A life in archaeology

You are here

A life
in archaeology

The regional trace of Richard Cooke is recognized in a Costa Rican anthropology magazine

June 7, 2019

The trajectory of the renowned archaeologist of the Smithsonian Institution in Panama spans half a century and has had a tremendous impact in the field of Central American archeology and the careers of dozens of researchers. A magazine from the University of Costa Rica honors him.

In recent days, the journal Cuadernos de Antropología of the University of Costa Rica published a volume in honor of the renowned archaeologist of the Smithsonian Tropical Research Institute (STRI), Dr. Richard Cooke. The issue was based on the presentations given during the XI Congress of the Central American Anthropology Network in Costa Rica in 2017: “After a millenary cultural heritage: Richard Cooke’s contributions to the archaeology of the Isthmo-Colombian Area”.

Dedicating a congress –and now a journal volume– to highlight the contributions of this researcher throughout a career spanning half a century, reflects the impact that he has had in the Central American archaeology field, for understanding the pre-Columbian populations of the region, and the variety of themes his work has covered.

“Richard has had such a remarkable professional career that it is impossible to refer to Panamanian archaeology and even the Isthmo-Colombian Area without naming him,” highlights an introductory text to the most recent edition of this journal.

The nine articles, by speakers from Panama, Colombia, Costa Rica, the United States and Canada, emphasize several qualities of the English archaeologist based in Panama, who last year received the Most Excellent Order of the British Empire. Among these outstanding characteristics are his insatiable thirst for knowledge and his commitment to the Panamanian people.

Several texts highlight how Richard Cooke has strived to make the results of his research accessible to professionals in training and to the general public, and the profound influence that his methodologies, interdisciplinary approach, discoveries and theories have had on his pupils’ careers.

Finally, the generosity of the veteran researcher is evident. For example, by making his collections available to the world, as in the case of the La Mula-Sarigua project, one of the first and largest settlements in the Panamanian Central Pacific, unique lithic and ceramic resources now feed a public digital archive for the use of future researchers.

Some presentations of the symposium, which did not make it into this edition of Cuadernos de Antropología, underscore other legacies of Richard Cooke that will mark the new generations of archaeologists. These include his reference collection of the fauna of tropical America, one of the best in the world, and the human remains excavated by him decades ago at Cerro Juan Díaz, which are revealing surprising new data on the demography, diet, health and cultural practices of those people.

“In October I will celebrate my 50th anniversary of having arrived in Panama to begin my career in archaeology.
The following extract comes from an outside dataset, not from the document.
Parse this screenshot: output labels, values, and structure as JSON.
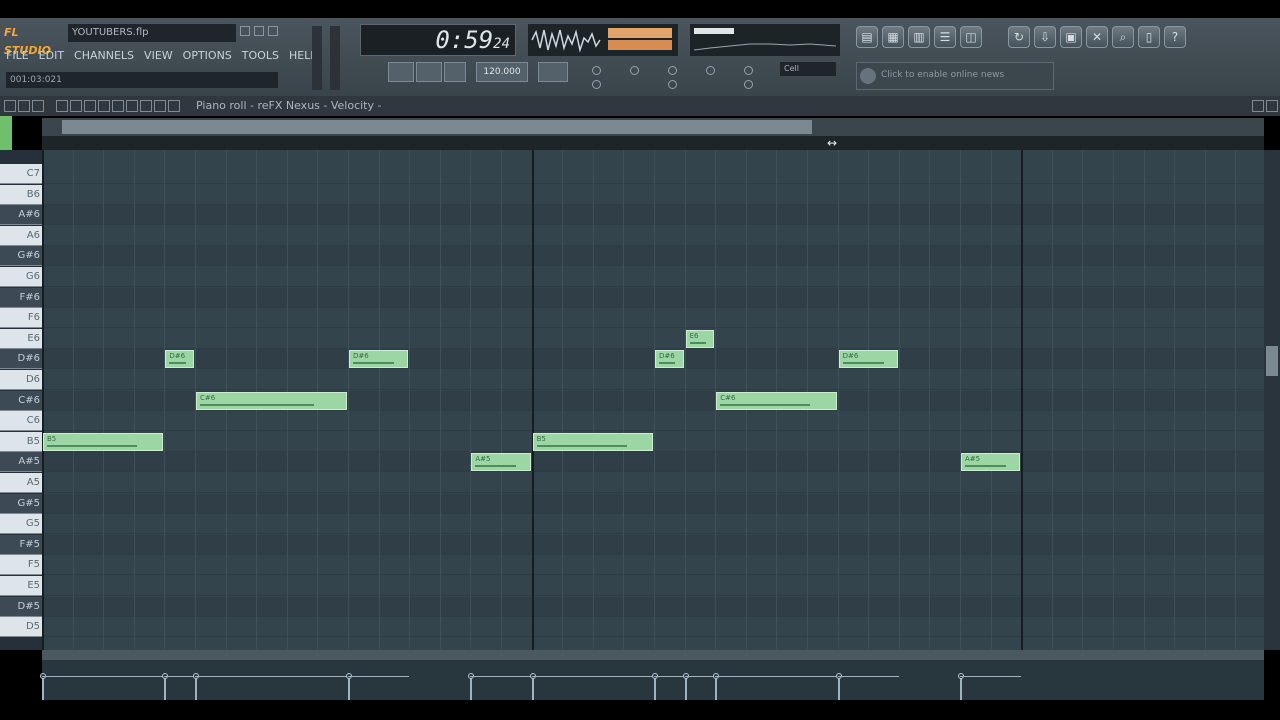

I thank everyone for their careful editing and the nice articles that sometimes blush me and sometimes make me burst out laughing,” said a smiling Cooke, in a video thanking the commemorative journal.

Back to Top